• How to complete this task:
Every record, down to the last line, must be given again exactly.

------

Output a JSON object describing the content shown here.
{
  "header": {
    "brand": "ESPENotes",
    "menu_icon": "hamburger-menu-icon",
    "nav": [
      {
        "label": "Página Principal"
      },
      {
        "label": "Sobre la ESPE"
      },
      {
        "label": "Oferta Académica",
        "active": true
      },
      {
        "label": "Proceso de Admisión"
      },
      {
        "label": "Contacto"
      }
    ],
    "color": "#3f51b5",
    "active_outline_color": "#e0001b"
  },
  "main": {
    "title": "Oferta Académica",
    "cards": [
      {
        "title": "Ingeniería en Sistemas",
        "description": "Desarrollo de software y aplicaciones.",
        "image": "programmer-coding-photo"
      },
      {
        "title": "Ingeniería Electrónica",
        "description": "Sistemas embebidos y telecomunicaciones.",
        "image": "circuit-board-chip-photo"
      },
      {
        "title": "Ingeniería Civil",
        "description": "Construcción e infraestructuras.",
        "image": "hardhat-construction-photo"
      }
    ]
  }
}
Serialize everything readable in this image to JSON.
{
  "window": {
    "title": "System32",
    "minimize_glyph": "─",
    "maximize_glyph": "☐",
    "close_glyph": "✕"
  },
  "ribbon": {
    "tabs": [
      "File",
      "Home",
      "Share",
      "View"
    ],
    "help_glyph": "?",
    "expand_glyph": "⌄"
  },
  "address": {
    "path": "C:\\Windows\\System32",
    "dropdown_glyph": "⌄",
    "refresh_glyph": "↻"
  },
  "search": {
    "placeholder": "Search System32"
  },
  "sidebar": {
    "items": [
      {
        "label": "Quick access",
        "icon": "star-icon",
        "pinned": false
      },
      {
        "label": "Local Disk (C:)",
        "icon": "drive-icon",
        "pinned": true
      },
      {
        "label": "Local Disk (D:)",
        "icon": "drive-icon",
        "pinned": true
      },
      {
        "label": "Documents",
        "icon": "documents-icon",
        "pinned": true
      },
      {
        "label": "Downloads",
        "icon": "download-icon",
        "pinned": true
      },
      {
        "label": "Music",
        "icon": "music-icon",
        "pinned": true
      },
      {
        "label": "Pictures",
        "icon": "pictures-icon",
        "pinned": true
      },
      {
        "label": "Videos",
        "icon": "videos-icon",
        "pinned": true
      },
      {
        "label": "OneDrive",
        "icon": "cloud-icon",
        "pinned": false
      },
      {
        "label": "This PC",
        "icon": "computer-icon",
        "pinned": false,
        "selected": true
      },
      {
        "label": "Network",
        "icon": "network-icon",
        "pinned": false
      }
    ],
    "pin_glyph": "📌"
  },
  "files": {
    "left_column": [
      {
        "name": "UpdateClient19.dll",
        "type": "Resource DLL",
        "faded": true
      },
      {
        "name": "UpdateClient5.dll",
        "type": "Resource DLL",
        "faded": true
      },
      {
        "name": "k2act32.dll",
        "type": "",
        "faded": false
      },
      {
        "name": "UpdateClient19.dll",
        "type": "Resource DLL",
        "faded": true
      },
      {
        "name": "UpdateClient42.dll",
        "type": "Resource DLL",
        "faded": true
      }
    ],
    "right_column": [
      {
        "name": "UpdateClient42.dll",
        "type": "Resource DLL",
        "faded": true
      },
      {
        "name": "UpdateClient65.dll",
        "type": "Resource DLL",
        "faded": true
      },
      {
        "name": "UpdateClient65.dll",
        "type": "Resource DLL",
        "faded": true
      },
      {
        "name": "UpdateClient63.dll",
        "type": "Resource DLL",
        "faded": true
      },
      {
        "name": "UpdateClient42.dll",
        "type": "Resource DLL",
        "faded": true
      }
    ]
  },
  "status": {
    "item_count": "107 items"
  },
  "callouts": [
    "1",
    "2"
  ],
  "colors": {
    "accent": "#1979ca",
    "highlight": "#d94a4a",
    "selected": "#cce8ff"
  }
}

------

• Solution to this problem:
Output a JSON object describing the content shown here.
{
  "header": {
    "brand": "ESPENotes",
    "menu_icon": "hamburger-menu-icon",
    "nav": [
      {
        "label": "Página Principal"
      },
      {
        "label": "Sobre la ESPE"
      },
      {
        "label": "Oferta Académica",
        "active": true
      },
      {
        "label": "Proceso de Admisión"
      },
      {
        "label": "Contacto"
      }
    ],
    "color": "#3f51b5",
    "active_outline_color": "#e0001b"
  },
  "main": {
    "title": "Oferta Académica",
    "cards": [
      {
        "title": "Ingeniería en Sistemas",
        "description": "Desarrollo de software y aplicaciones.",
        "image": "programmer-coding-photo"
      },
      {
        "title": "Ingeniería Electrónica",
        "description": "Sistemas embebidos y telecomunicaciones.",
        "image": "circuit-board-chip-photo"
      },
      {
        "title": "Ingeniería Civil",
        "description": "Construcción e infraestructuras.",
        "image": "hardhat-construction-photo"
      }
    ]
  }
}
Serialize everything readable in this image to JSON.
{
  "window": {
    "title": "System32",
    "minimize_glyph": "─",
    "maximize_glyph": "☐",
    "close_glyph": "✕"
  },
  "ribbon": {
    "tabs": [
      "File",
      "Home",
      "Share",
      "View"
    ],
    "help_glyph": "?",
    "expand_glyph": "⌄"
  },
  "address": {
    "path": "C:\\Windows\\System32",
    "dropdown_glyph": "⌄",
    "refresh_glyph": "↻"
  },
  "search": {
    "placeholder": "Search System32"
  },
  "sidebar": {
    "items": [
      {
        "label": "Quick access",
        "icon": "star-icon",
        "pinned": false
      },
      {
        "label": "Local Disk (C:)",
        "icon": "drive-icon",
        "pinned": true
      },
      {
        "label": "Local Disk (D:)",
        "icon": "drive-icon",
        "pinned": true
      },
      {
        "label": "Documents",
        "icon": "documents-icon",
        "pinned": true
      },
      {
        "label": "Downloads",
        "icon": "download-icon",
        "pinned": true
      },
      {
        "label": "Music",
        "icon": "music-icon",
        "pinned": true
      },
      {
        "label": "Pictures",
        "icon": "pictures-icon",
        "pinned": true
      },
      {
        "label": "Videos",
        "icon": "videos-icon",
        "pinned": true
      },
      {
        "label": "OneDrive",
        "icon": "cloud-icon",
        "pinned": false
      },
      {
        "label": "This PC",
        "icon": "computer-icon",
        "pinned": false,
        "selected": true
      },
      {
        "label": "Network",
        "icon": "network-icon",
        "pinned": false
      }
    ],
    "pin_glyph": "📌"
  },
  "files": {
    "left_column": [
      {
        "name": "UpdateClient19.dll",
        "type": "Resource DLL",
        "faded": true
      },
      {
        "name": "UpdateClient5.dll",
        "type": "Resource DLL",
        "faded": true
      },
      {
        "name": "k2act32.dll",
        "type": "",
        "faded": false
      },
      {
        "name": "UpdateClient19.dll",
        "type": "Resource DLL",
        "faded": true
      },
      {
        "name": "UpdateClient42.dll",
        "type": "Resource DLL",
        "faded": true
      }
    ],
    "right_column": [
      {
        "name": "UpdateClient42.dll",
        "type": "Resource DLL",
        "faded": true
      },
      {
        "name": "UpdateClient65.dll",
        "type": "Resource DLL",
        "faded": true
      },
      {
        "name": "UpdateClient65.dll",
        "type": "Resource DLL",
        "faded": true
      },
      {
        "name": "UpdateClient63.dll",
        "type": "Resource DLL",
        "faded": true
      },
      {
        "name": "UpdateClient42.dll",
        "type": "Resource DLL",
        "faded": true
      }
    ]
  },
  "status": {
    "item_count": "107 items"
  },
  "callouts": [
    "1",
    "2"
  ],
  "colors": {
    "accent": "#1979ca",
    "highlight": "#d94a4a",
    "selected": "#cce8ff"
  }
}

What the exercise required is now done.